When Bern inaugurated the restored school, his friend Emmanuel Macron, who at the time was running for president, came for the ribbon-cutting. “He saw that 100 people worked on the restoration—windowmakers, carpenters, stonemasons, all these artisans,” Bern remembers. “Projects like this support the savoir faire of France’s historic talents.”
As he explained to Macron, “Patrimony is a treasure for the long term—it’s the fuel for France. It’s a cost but also an investment. If a village is maintained, the inn will be open, restaurants—historic tourism creates a thriving economy. You may get 15,000 visitors a year, which is a lot for a little village that had nothing.”
Patrimony, he adds, is “the only industry you can’t move offshore. Old stones have to stay where they are.”
The message reverberated with Macron, a former investment banker campaigning with a strong economic agenda. To fund such projects, Bern suggested that France do as the British do: introduce a “lotto” to benefit historic conservation. Macron liked what he heard, and promised that if elected, he would appoint Bern to a position to take up the cause.
Sure enough, a few months after Macron’s win in 2017, the new president announced the launch of the “mission to identify our cultural patrimony that is not in good shape and reflect on innovative methods to finance these restorations in the months and the years to come.”
While Bern has President Macron’s blessing, support, and when needed, influence, and the Mission works “in coordination with” the Ministry of Culture, it is wholly independent, and Bern is not paid for his services. “I only answer to the president,” he says.
Along with setting up the national lottery for preservation, which is held on Bastille Day in July, and the Journées de Patrimoine, an E.U.-wide heritage celebration in September, Bern has put forth a few other fundraising initiatives, such as historic-monument postage stamps and an Elysée Palace gift shop online, with partial proceeds from both going to the fund. To further fatten the kitty, he lobbies deep-pocketed French individuals and corporations for donations, and even solicits the public: On the Mission’s website, there is a “Donate Here” button. In 2018, his association pulled in €50 million to contribute to France’s annual patrimony budget of €326 million.

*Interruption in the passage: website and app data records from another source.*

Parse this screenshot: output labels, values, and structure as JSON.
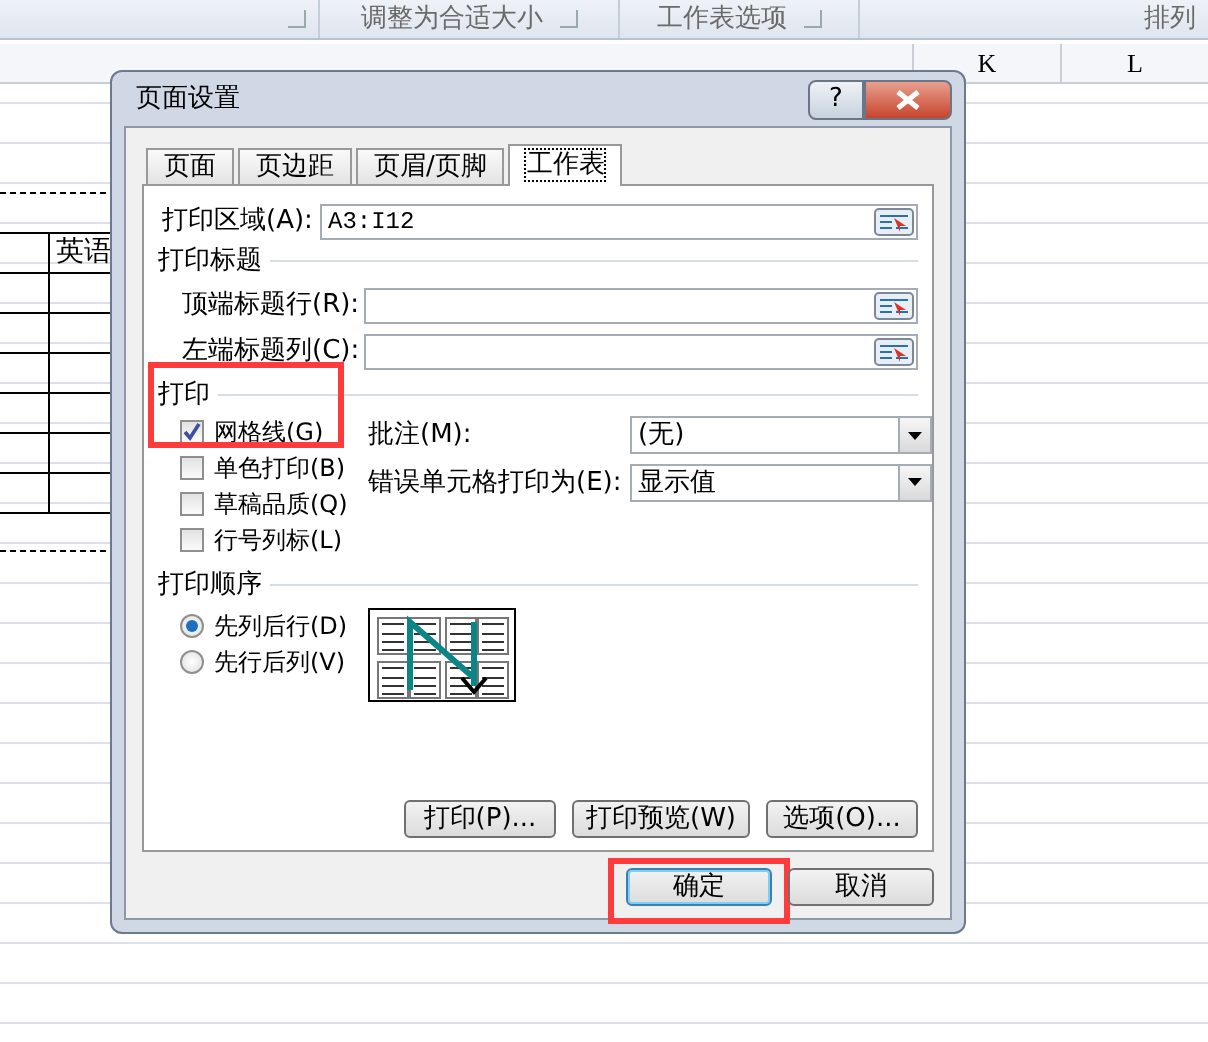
{
  "ribbon": {
    "first_group_launcher": true,
    "groups": [
      {
        "label": "调整为合适大小",
        "launcher": true
      },
      {
        "label": "工作表选项",
        "launcher": true
      },
      {
        "label": "排列"
      }
    ]
  },
  "sheet": {
    "column_headers": [
      "K",
      "L"
    ],
    "cells": [
      "英语"
    ]
  },
  "dialog": {
    "title": "页面设置",
    "help_button": "?",
    "tabs": [
      {
        "label": "页面",
        "selected": false
      },
      {
        "label": "页边距",
        "selected": false
      },
      {
        "label": "页眉/页脚",
        "selected": false
      },
      {
        "label": "工作表",
        "selected": true
      }
    ],
    "print_area": {
      "label": "打印区域(A):",
      "value": "A3:I12"
    },
    "print_titles": {
      "heading": "打印标题",
      "fields": [
        {
          "label": "顶端标题行(R):"
        },
        {
          "label": "左端标题列(C):"
        }
      ]
    },
    "print": {
      "heading": "打印",
      "options": [
        {
          "label": "网格线(G)",
          "checked": true,
          "highlighted": true
        },
        {
          "label": "单色打印(B)",
          "checked": false
        },
        {
          "label": "草稿品质(Q)",
          "checked": false
        },
        {
          "label": "行号列标(L)",
          "checked": false
        }
      ],
      "selects": [
        {
          "label": "批注(M):",
          "value": "(无)"
        },
        {
          "label": "错误单元格打印为(E):",
          "value": "显示值"
        }
      ]
    },
    "page_order": {
      "heading": "打印顺序",
      "options": [
        {
          "label": "先列后行(D)",
          "selected": true
        },
        {
          "label": "先行后列(V)",
          "selected": false
        }
      ]
    },
    "panel_buttons": [
      "打印(P)...",
      "打印预览(W)",
      "选项(O)..."
    ],
    "buttons": [
      {
        "label": "确定",
        "default": true,
        "highlighted": true
      },
      {
        "label": "取消",
        "default": false,
        "highlighted": false
      }
    ]
  }
}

He’s also cut some of the red tape. Now, whenever anyone sees a historic building in disrepair, all one has to do is file a notice on the organization's site. “We review the dossier, and if it needs help, we turn our attention to it,” Bern says. More than 2,000 monuments have qualified, including an 18th-century pigeonnier in the Haute-Loire, a dilapidated 14th-century château in Provence, a 15th-century cannon tower in the Haute-Marne, and the glorious 12th-century Notre-Dame de Sénanque Abbey in the Vaucluse. (Projects are listed on the website, with a GoFundMe-like meter that shows how much financing is needed, and how much has been raised.)

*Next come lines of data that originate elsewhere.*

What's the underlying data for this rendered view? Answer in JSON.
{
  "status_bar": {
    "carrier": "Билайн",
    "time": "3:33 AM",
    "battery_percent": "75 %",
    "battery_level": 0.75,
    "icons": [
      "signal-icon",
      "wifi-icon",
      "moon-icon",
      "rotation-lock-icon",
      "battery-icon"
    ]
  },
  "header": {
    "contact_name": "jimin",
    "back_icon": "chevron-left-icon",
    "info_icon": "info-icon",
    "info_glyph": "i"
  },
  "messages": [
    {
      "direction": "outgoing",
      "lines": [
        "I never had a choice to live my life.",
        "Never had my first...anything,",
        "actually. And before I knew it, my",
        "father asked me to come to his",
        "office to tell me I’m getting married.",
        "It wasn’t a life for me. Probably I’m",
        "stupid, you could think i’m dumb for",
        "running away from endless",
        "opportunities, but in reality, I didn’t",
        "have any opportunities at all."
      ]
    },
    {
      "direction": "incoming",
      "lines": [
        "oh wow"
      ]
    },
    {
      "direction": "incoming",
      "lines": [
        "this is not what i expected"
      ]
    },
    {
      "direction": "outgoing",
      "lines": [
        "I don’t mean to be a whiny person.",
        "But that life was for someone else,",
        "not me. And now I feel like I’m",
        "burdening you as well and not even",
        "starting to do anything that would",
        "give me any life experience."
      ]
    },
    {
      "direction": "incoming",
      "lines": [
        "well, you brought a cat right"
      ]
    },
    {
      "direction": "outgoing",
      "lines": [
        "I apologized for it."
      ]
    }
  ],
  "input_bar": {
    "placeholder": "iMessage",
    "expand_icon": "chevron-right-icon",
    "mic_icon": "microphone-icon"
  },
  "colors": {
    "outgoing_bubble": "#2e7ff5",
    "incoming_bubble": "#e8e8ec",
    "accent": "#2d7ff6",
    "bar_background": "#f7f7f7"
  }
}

The money is funneled through the Fondation du Patrimoine, a private organization independent of Bern’s, that serves, he says, “as the bank.” Among Bern’s successes: the revitalization of the Musée des Tissus et des Arts Décoratifs in Lyon and the protection of a corner of a quarry in Marseille from which Gallo-Romans sourced stones to build the city 2,500 years ago.
Bern’s mission is not directly involved in the rebuilding of Notre-Dame de Paris; the French government is steering that endeavor. But he has weighed in on it, telling Agence France-Presse after the blaze that he is worried about the rush to launch reconstruction and the announcement of a competition to replace the spire, warning of “starchitects who want to leave their name on this building.”

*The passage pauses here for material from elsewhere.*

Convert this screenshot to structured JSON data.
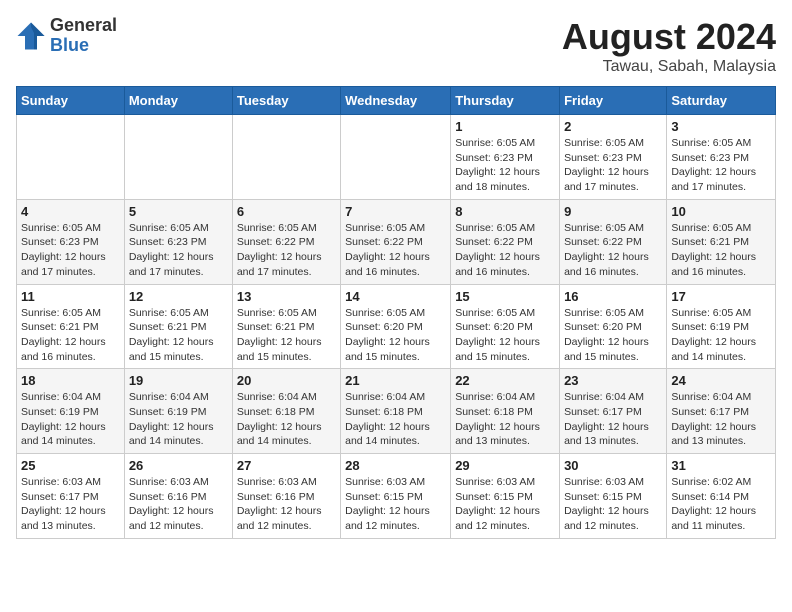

He felt the urge to speak up, he tells me, because, “since I am not part of politics, and I am popular in France, my voice carries weight.
“The public listens to what I have to say.”